We need to extract ‘user_prefs’ and ‘movie_features’ from optimal_prefs_and_features, so we can start making some predictions:

movie_features = reshape(optimal_prefs_and_features(1:num_movies*num_features), num_movies, num_features);
user_prefs = reshape(optimal_prefs_and_features(num_movies*num_features+1:end), ...
num_users, num_features);

Step 8: Make Movie Predictions!…Finally

Recall Step 4: Let’s Rate Some Movies. We rated some movies. Now, let’s use our learning algorithm we just built to predict ratings that we would give movies, based on our learning algorithm, and our ‘my_ratings’ row vector:

all_predictions = movie_features * user_prefs';
my_predictions = all_predictions(:,1) + ratings_mean;

‘my_predictions’ is a 10 X 1 column vector:

my_predictions =
5.7500
7.3333
8.0000
9.6000
8.0000
4.0000
6.0000
4.3333
6.6667
6.5000

Learner’s check:

  • Recall in Step 5 where we mean normalized all the ‘ratings’. Since we subtracted the mean of the movie’s ratings from each rating for that movie, we added back ‘ratings_mean’ to our predicted ratings.

Let’s display our predictions:

[r, ix] = sort(my_predictions, 'descend');
fprintf('nTop recommendations for you:n');
for i=1:10
j = ix(i);
fprintf('Predicting rating %.1f for movie %sn', my_predictions(j), ...
movieList{j});
end
fprintf('nnOriginal ratings provided:n');
for i = 1:length(my_ratings)
if my_ratings(i) > 0
fprintf('Rated %d for %sn', my_ratings(i), ...
movieList{i});
end
end

The result looks as follows:

Top recommendations for you:
Predicting rating 9.6 for movie Straight Outta Compton (2015)
Predicting rating 8.0 for movie A Very Harold and Kumar Christmas (2011)
Predicting rating 8.0 for movie Notorious (2009)
Predicting rating 7.3 for movie Ted (2012)
Predicting rating 6.7 for movie Cinderella (2015)
Predicting rating 6.5 for movie Toy Story 3 (2010)
Predicting rating 6.0 for movie Frozen (2013)
Predicting rating 5.8 for movie Harold and Kumar Escape From Guantanamo Bay (2008)
Predicting rating 4.3 for movie Tangled (2010)
Predicting rating 4.0 for movie Get Rich Or Die Tryin' (2005)
Original ratings provided:
Rated 7 for Harold and Kumar Escape From Guantanamo Bay (2008)
Rated 8 for Notorious (2009)
Rated 3 for Tangled (2010)

Step 9: Take It Further

You should try to build your own recommendation engine. Perhaps not just for movies, but for anything else you can think of. We can’t always find what are looking for by ourselves.

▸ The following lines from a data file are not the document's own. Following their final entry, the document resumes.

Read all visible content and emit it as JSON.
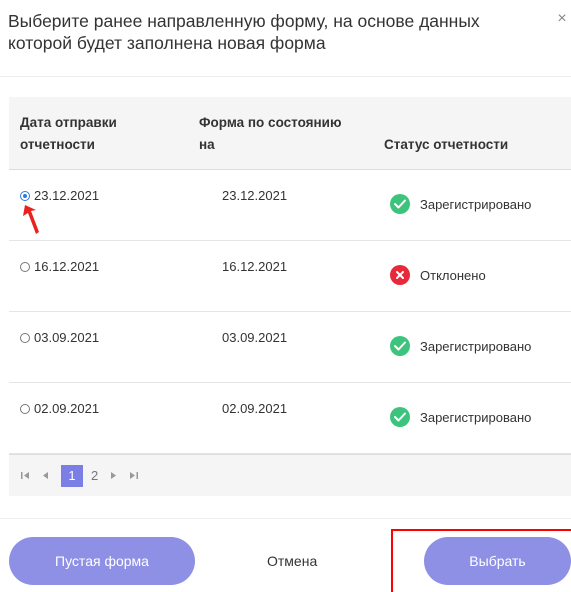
{
  "dialog": {
    "title": "Выберите ранее направленную форму, на основе данных которой будет заполнена новая форма",
    "close_label": "×"
  },
  "table": {
    "headers": {
      "date": "Дата отправки отчетности",
      "form": "Форма по состоянию на",
      "status": "Статус отчетности"
    },
    "rows": [
      {
        "date": "23.12.2021",
        "form": "23.12.2021",
        "status": "Зарегистрировано",
        "status_type": "success",
        "selected": true
      },
      {
        "date": "16.12.2021",
        "form": "16.12.2021",
        "status": "Отклонено",
        "status_type": "error",
        "selected": false
      },
      {
        "date": "03.09.2021",
        "form": "03.09.2021",
        "status": "Зарегистрировано",
        "status_type": "success",
        "selected": false
      },
      {
        "date": "02.09.2021",
        "form": "02.09.2021",
        "status": "Зарегистрировано",
        "status_type": "success",
        "selected": false
      }
    ]
  },
  "pager": {
    "first_icon": "first-page-icon",
    "prev_icon": "prev-page-icon",
    "pages": [
      "1",
      "2"
    ],
    "current_page": "1",
    "next_icon": "next-page-icon",
    "last_icon": "last-page-icon"
  },
  "footer": {
    "empty_label": "Пустая форма",
    "cancel_label": "Отмена",
    "select_label": "Выбрать"
  },
  "colors": {
    "accent": "#8d90e4",
    "pager_active": "#7b7ee4",
    "success": "#3cc47c",
    "error": "#e8293c",
    "radio_selected": "#2a7ae2",
    "annotation_red": "#ff0000"
  }
}
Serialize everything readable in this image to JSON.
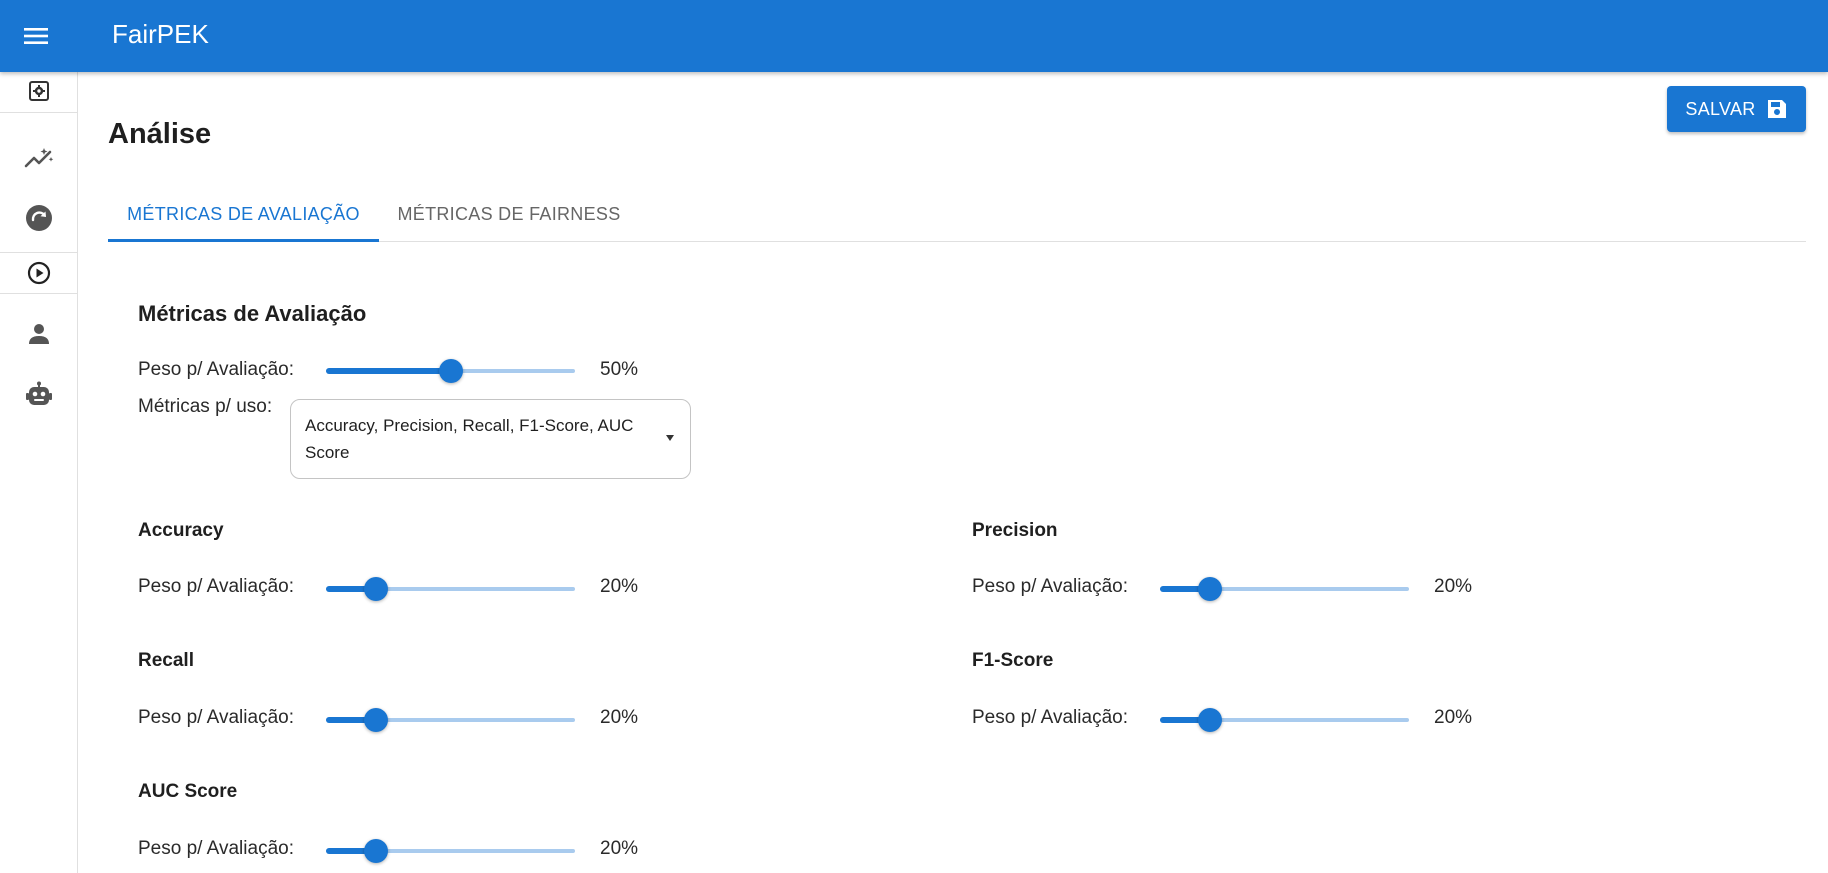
{
  "app": {
    "title": "FairPEK"
  },
  "sidebar": {
    "items": [
      {
        "icon": "settings-box-icon"
      },
      {
        "icon": "auto-graph-icon"
      },
      {
        "icon": "refresh-circle-icon"
      },
      {
        "icon": "play-circle-icon"
      },
      {
        "icon": "person-icon"
      },
      {
        "icon": "robot-icon"
      }
    ]
  },
  "page": {
    "title": "Análise",
    "save_label": "SALVAR",
    "save_icon": "save-icon"
  },
  "tabs": [
    {
      "label": "MÉTRICAS DE AVALIAÇÃO",
      "active": true
    },
    {
      "label": "MÉTRICAS DE FAIRNESS",
      "active": false
    }
  ],
  "section": {
    "title": "Métricas de Avaliação",
    "weight_label": "Peso p/ Avaliação:",
    "weight_value": 50,
    "weight_text": "50%",
    "metrics_label": "Métricas p/ uso:",
    "metrics_selected": "Accuracy, Precision, Recall, F1-Score, AUC Score"
  },
  "metrics": [
    {
      "name": "Accuracy",
      "label": "Peso p/ Avaliação:",
      "value": 20,
      "text": "20%"
    },
    {
      "name": "Precision",
      "label": "Peso p/ Avaliação:",
      "value": 20,
      "text": "20%"
    },
    {
      "name": "Recall",
      "label": "Peso p/ Avaliação:",
      "value": 20,
      "text": "20%"
    },
    {
      "name": "F1-Score",
      "label": "Peso p/ Avaliação:",
      "value": 20,
      "text": "20%"
    },
    {
      "name": "AUC Score",
      "label": "Peso p/ Avaliação:",
      "value": 20,
      "text": "20%"
    }
  ],
  "colors": {
    "primary": "#1976d2",
    "slider_rail": "#a9cbee",
    "tab_inactive": "#666666"
  }
}
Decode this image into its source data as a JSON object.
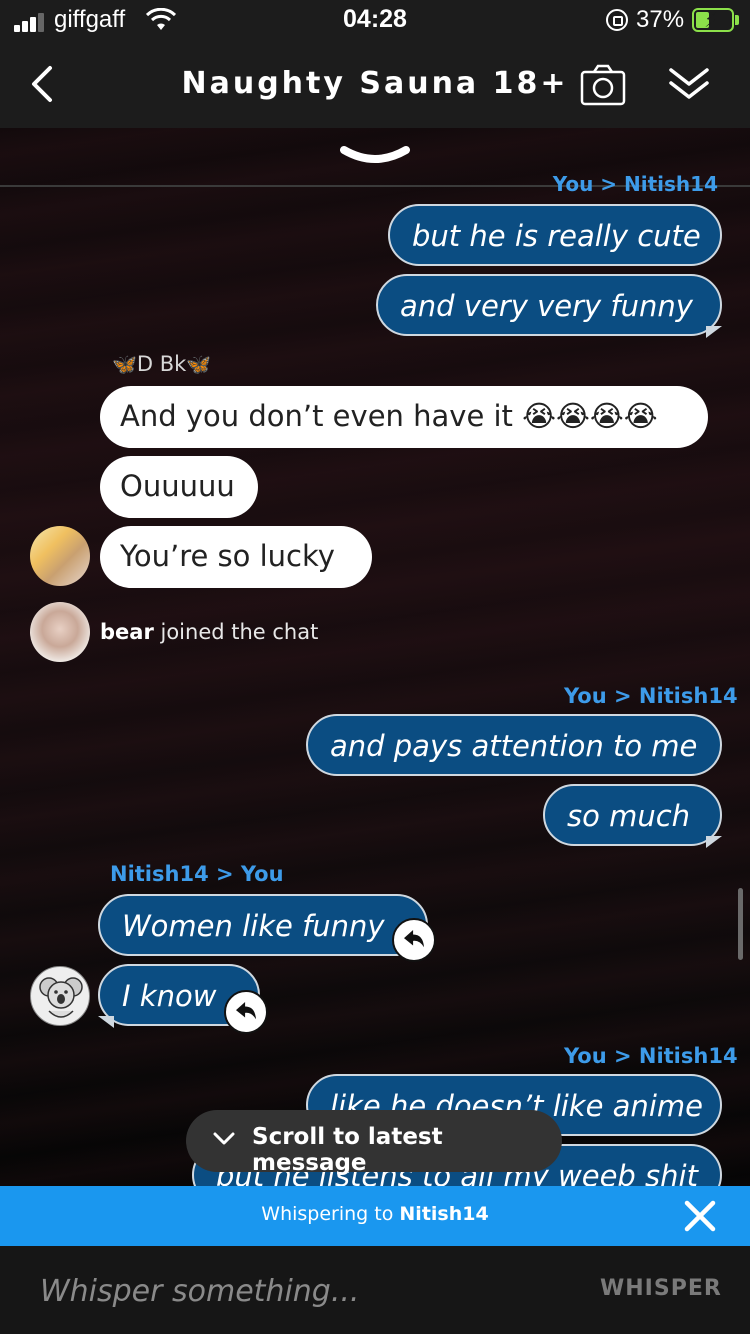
{
  "status_bar": {
    "carrier": "giffgaff",
    "time": "04:28",
    "battery_pct": "37%",
    "battery_level": 0.37
  },
  "header": {
    "title": "Naughty Sauna 18+",
    "back_icon": "chevron-left-icon",
    "camera_icon": "camera-icon",
    "collapse_icon": "double-chevron-down-icon"
  },
  "chat": {
    "cut_off_label": "You > Nitish14",
    "messages": [
      {
        "text": "but he is really cute"
      },
      {
        "text": "and very very funny"
      },
      {
        "sender": "D Bk",
        "text": "And you don’t even have it 😭😭😭😭"
      },
      {
        "text": "Ouuuuu"
      },
      {
        "text": "You’re so lucky"
      }
    ],
    "join_event": {
      "user": "bear",
      "text": " joined the chat"
    },
    "whisper_header_1": "You > Nitish14",
    "messages2": [
      {
        "text": "and pays attention to me"
      },
      {
        "text": "so much"
      }
    ],
    "whisper_header_2": "Nitish14 > You",
    "messages3": [
      {
        "text": "Women like funny"
      },
      {
        "text": "I know"
      }
    ],
    "whisper_header_3": "You > Nitish14",
    "messages4": [
      {
        "text": "like he doesn’t like anime"
      },
      {
        "text": "but he listens to all my weeb shit"
      }
    ]
  },
  "scroll_pill": {
    "label": "Scroll to latest message"
  },
  "whisper_banner": {
    "prefix": "Whispering to ",
    "target": "Nitish14"
  },
  "input": {
    "placeholder": "Whisper something...",
    "send_label": "WHISPER"
  },
  "colors": {
    "accent": "#1a97ef",
    "whisper_bubble": "#0b4d82",
    "header_bg": "#1c1c1c"
  }
}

Sometimes a good recommendation is all we need.

Perhaps you can implement a clustering algorithm such as k-means or DBSCAN to group users with similar features together, and thereby recommend the same movies to users belonging to the same cluster.

In our example, the more you rate movie movies, the more ‘personalized’ (and possibly accurate) your recommendations will be. This is because you are giving the recommendation engine (learning algorithm) more of your data to observe and learn from.

So, maybe if you actually ‘Netflix and chill’ed more often, Netflix will know you better and make better movie recommendations for you 😉

Nikhil Bhaskar

*Original post here*

Source: Movie Recommendations? How Does Netflix Do It? A 9 Step Coding & Intuitive Guide Into Collaborative Filtering by nbhaskar